* [Task statement] Check each line of the data for "JSON", and copy the ones that have it.

Data extract below:

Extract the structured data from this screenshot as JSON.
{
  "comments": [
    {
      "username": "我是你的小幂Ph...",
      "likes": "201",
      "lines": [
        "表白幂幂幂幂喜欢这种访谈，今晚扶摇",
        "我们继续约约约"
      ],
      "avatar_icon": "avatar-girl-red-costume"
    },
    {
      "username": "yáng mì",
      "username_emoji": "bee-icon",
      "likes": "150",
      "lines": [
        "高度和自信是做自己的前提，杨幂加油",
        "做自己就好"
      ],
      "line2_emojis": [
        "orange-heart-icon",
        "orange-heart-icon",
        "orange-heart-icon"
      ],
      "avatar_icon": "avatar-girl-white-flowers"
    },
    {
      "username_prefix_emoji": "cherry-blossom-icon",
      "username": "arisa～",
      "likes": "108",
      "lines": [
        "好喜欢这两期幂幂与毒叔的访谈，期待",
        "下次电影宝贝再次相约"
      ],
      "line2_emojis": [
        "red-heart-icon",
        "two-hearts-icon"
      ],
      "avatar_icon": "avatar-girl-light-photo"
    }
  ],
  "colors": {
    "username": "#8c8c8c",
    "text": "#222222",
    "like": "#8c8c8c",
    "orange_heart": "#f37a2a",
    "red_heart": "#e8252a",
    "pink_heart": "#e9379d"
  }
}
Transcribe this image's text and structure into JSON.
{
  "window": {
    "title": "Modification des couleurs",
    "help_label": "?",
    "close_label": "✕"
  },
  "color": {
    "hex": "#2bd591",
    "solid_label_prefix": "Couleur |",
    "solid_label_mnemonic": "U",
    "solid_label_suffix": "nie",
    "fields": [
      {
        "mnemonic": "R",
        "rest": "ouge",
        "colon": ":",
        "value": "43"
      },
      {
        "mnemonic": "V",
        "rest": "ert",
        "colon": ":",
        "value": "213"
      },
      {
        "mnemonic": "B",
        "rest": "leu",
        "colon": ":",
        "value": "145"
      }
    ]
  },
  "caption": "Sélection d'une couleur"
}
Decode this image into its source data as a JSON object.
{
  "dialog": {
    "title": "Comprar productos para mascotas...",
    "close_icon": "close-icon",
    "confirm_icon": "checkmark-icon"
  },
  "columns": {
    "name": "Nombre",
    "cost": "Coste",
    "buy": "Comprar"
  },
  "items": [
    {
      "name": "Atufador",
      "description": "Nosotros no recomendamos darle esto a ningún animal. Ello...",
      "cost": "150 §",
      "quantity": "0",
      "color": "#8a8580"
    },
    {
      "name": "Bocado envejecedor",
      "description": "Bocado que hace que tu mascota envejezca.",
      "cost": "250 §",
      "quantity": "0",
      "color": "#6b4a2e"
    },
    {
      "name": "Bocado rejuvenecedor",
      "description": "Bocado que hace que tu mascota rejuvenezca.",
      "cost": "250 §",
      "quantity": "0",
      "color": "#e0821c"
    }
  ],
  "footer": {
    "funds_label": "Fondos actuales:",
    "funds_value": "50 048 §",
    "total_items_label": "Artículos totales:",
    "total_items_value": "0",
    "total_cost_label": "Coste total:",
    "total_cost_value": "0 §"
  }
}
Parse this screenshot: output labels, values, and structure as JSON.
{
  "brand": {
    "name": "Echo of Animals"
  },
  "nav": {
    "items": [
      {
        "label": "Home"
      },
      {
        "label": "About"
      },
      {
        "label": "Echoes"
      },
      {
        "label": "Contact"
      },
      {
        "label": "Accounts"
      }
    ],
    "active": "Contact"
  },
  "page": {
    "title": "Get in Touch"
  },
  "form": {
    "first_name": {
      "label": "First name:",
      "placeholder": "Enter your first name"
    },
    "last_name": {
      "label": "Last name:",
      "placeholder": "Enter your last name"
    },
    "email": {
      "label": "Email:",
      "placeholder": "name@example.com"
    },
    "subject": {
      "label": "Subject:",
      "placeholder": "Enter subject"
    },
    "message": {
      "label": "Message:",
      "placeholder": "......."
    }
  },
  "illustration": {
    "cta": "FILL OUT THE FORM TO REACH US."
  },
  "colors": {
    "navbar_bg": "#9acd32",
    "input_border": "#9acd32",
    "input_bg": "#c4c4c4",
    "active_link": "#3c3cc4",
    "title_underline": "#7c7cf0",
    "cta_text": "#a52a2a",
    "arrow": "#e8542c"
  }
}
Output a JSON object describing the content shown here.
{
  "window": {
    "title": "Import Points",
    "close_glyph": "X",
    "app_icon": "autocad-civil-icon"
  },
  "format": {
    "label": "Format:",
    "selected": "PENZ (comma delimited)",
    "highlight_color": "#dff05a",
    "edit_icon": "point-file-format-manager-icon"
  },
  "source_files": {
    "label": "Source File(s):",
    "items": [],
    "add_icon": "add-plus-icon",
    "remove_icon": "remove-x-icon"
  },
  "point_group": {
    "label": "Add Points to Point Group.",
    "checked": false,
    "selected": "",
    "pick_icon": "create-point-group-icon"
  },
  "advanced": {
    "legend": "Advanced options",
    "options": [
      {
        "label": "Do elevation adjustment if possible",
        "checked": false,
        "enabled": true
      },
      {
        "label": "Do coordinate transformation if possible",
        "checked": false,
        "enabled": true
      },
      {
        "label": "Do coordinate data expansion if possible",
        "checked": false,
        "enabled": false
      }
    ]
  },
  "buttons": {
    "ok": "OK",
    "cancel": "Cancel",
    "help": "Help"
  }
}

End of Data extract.

* [Answer for this exercise]
Extract the structured data from this screenshot as JSON.
Transcribe this image's text and structure into JSON.
Decode this image into its source data as a JSON object.
Parse this screenshot: output labels, values, and structure as JSON.
Output a JSON object describing the content shown here.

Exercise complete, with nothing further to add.